Cyclists have little protection when they get into crashes, and they’re far more likely to be injured than motorists. It stands to reason, then, that cyclists might be punished less harshly – or not at all – for accidents involving cars. However, under Colorado law, cyclists and motorists have the exact same rights and responsibilities, so cyclists can be held both civilly and criminally liable for accidents they cause.
Who’s at Fault?
Although motorists are more likely to include fatalities in a crash, cyclists are just as likely to cause crashes as drivers. One 2009 study, for example, found that 49% of bicycle-car crashes were the cyclist’s fault.
In general, the person who gets the ticket is the person at fault. If you both get a ticket, then you may end up litigating the issue of fault in court or fighting with your insurance company over who caused the accident. An attorney can help you sort through the legal aspects and get a favorable settlement under these circumstances.
Basic Cycling Rules
One of the best ways to avoid getting a ticket for causing an accident is to know and follow cycling laws. Some cyclists mistakenly believe that as long as a maneuver, such as running a red light or stop sign is safe, they can do it. But you’re required to follow the same laws as drivers. Some rules cyclists must follow include:
- Stop at stop signs and stop lights.
- Yield to pedestrians.
- Avoid cutting off cars or rapidly changing lanes.
- Never cycle while under the influence of alcohol or drugs.
- Distracted cycling is even more dangerous than distracted driving. Put your cell phone away when you’re riding, and keep both hands on your bike.
- Cycle as far to the right side of the road as you can, and avoid weaving in between cars or rapidly changing lanes.
- Before passing other cyclists or pedestrians, alert them verbally. If you hit a pedestrian or another cyclist, you’ll likely face legal consequences.
- Practice basic bicycle safety by wearing a helmet, remain aware of your surroundings, and only cycle on roads and terrain that are appropriate for your skill level.
What About Aggressive Drivers?
Drivers who deliberately intimidate cyclists or who otherwise drive aggressively can be subject to serious legal sanctions. Such aggression, however, does not give a cyclist the right to behave aggressively. If you instigate a confrontation with an aggressive motorist, you’re just as likely to be at fault as he/she is. Instead, report aggressive drivers to the Colorado State Patrol by dialing CSP (277). Provide as much information about the motorist as you can, and avoid getting distracted to make the call.
If you’re a cyclist and have been in an accident with a motorist, gather as much information and evidence as you can. Don’t discuss fault. How the law applies to the particular facts and circumstances can be surprisingly complicated.

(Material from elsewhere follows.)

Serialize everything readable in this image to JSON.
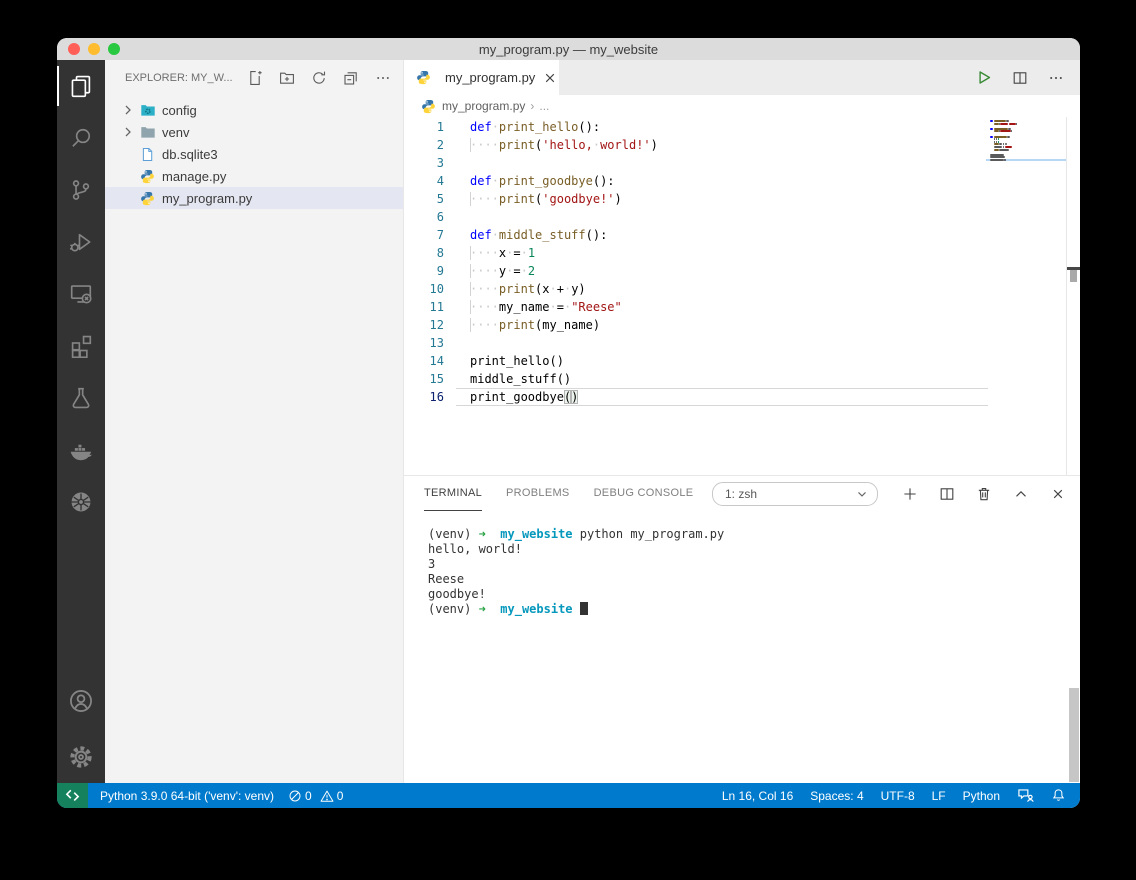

A skilled attorney can help defend you, and can offer you the assistance you need to recover. If you are a cyclist and have been injured in an accident, contact one of the experienced Colorado Injury Attorneys at McDivitt Law Firm for a FREE consultation.